After a childhood speech impediment left him struggling to read, Jordan learned strategies from world leading speed readers to dramatically enhance his reading ability. Jordan now helps others unleash their potential to learn anything faster. Because he knew that spending hours reading books and watching seminars was not as effective as it could be. This talk was given at a TEDx event using the TED conference format but independently organized by a local community. Learn more at https://www.ted.com/tedx
These motivating and inspirational talks focus on how being conscious of our food choices and making simple healthy changes can have profound, positive effects on every one of us and every aspect of our lives, almost immediately. It moves listeners to want to improve their diet as they walk out of the door. Our teen years can be a stressful time, students learn how to manage their stress, sleep, energy levels, immunity and recognise their own deficiency symptoms during these effective workshops.
Self-care is proving to be difficult to master and weave into our teachers frantic lives. As human beings we must prioritise our own well-being and as teachers as well we can begin to place the same emphasis on staff well-being in our schools as we do for the mental health of the children we teach. Self-care starts with you and small acts every single day. Imagine connecting to and feeling the magic you work so hard to create in the classroom and in your life.
Imagine the impact on those around you and your own happiness levels. You are exquisite and far too important not to take care. Travelling took up much of Kelly’s 20’s before she jumped heart first into being a primary school teacher. Becoming a single, working mum of 2 small people wasn’t part of the plan, yet it became one of those life defining moments. A change of school, friendships and self-esteem levels, thankfully coincided with becoming a yoga teacher and self-care became a priority. Kelly used everything she had learnt on her yoga journey so that she could continue to be a Mum, a friend, a daughter, a teacher, the light in someone’s day and a role model to others. Kelly is now at the very heart of well-being for teachers, empowering and supporting them every day- not just when times are tough. This talk was given at a TEDx event using the TED conference format but independently organized by a local community. Learn more at https://www.ted.com/tedx
Hope is a mental health campaigner and author and an ambassador for the Shaw Mind Foundation.Hope suffered with anorexia for over 4 years, before being admitted to a Mental Health Hospital in 2007. She lived in the hospital for a year, fighting one of the hardest battles of her life. Since being discharged, she has fought to stay well.
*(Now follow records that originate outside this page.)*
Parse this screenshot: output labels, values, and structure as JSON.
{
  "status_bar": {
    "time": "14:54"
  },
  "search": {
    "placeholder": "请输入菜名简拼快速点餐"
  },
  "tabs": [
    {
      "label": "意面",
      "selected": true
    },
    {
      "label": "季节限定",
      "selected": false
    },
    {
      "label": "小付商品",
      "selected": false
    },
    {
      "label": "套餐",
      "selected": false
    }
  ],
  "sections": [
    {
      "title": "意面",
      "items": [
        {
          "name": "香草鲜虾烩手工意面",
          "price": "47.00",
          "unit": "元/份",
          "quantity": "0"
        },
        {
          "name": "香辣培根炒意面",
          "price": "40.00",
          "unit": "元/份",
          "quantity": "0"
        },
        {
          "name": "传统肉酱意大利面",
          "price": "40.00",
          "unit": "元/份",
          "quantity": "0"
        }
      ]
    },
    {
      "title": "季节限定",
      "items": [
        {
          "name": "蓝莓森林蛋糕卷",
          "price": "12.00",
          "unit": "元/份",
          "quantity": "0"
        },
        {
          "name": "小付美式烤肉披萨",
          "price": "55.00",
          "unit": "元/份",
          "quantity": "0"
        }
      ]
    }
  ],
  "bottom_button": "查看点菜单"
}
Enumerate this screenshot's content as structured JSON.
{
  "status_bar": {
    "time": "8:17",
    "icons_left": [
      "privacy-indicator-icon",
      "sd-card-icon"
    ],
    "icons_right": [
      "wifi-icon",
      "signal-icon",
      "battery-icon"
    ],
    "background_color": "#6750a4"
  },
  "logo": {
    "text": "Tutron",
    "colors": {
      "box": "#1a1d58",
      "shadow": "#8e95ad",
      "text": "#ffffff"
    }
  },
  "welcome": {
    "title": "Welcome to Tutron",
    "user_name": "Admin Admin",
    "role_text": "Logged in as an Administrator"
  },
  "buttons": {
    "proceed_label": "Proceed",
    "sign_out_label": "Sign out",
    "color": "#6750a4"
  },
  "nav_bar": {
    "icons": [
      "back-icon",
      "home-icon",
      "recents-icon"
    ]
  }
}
Hope is now at the stage of ‘ongoing recovery’ and wants to use her experiences of mental health illness to champion the rights of others, inspire them to get well, and help break the stigma of mental illness.
Sir Ken Robinson outlines 3 principles crucial for the human mind to flourish — and how current education culture works against them. In a funny, stirring talk he tells us how to get out of the educational “death valley” we now face, and how to nurture our youngest generations with a climate of possibility.
Dyslexia affects up to 1 in 5 people, but the experience of dyslexia isn’t always the same. This difficulty in processing language exists along a spectrum — one that doesn’t necessarily fit with labels like “normal” and “defective.” Kelli Sandman-Hurley urges us to think again about dyslexic brain function and to celebrate the neurodiversity of the human brain.
Leaving a high-flying job in consulting, Angela Lee Duckworth took a job teaching math to seventh graders in a New York public school. She quickly realized that IQ wasn’t the only thing separating the successful students from those who struggled. Here, she explains her theory of “grit” as a predictor of success.
Until recently, many teachers only got one word of feedback a year: “satisfactory.” And with no feedback, no coaching, there’s just no way to improve. Bill Gates suggests that even great teachers can get better with smart feedback — and lays out a program from his foundation to bring it to every classroom.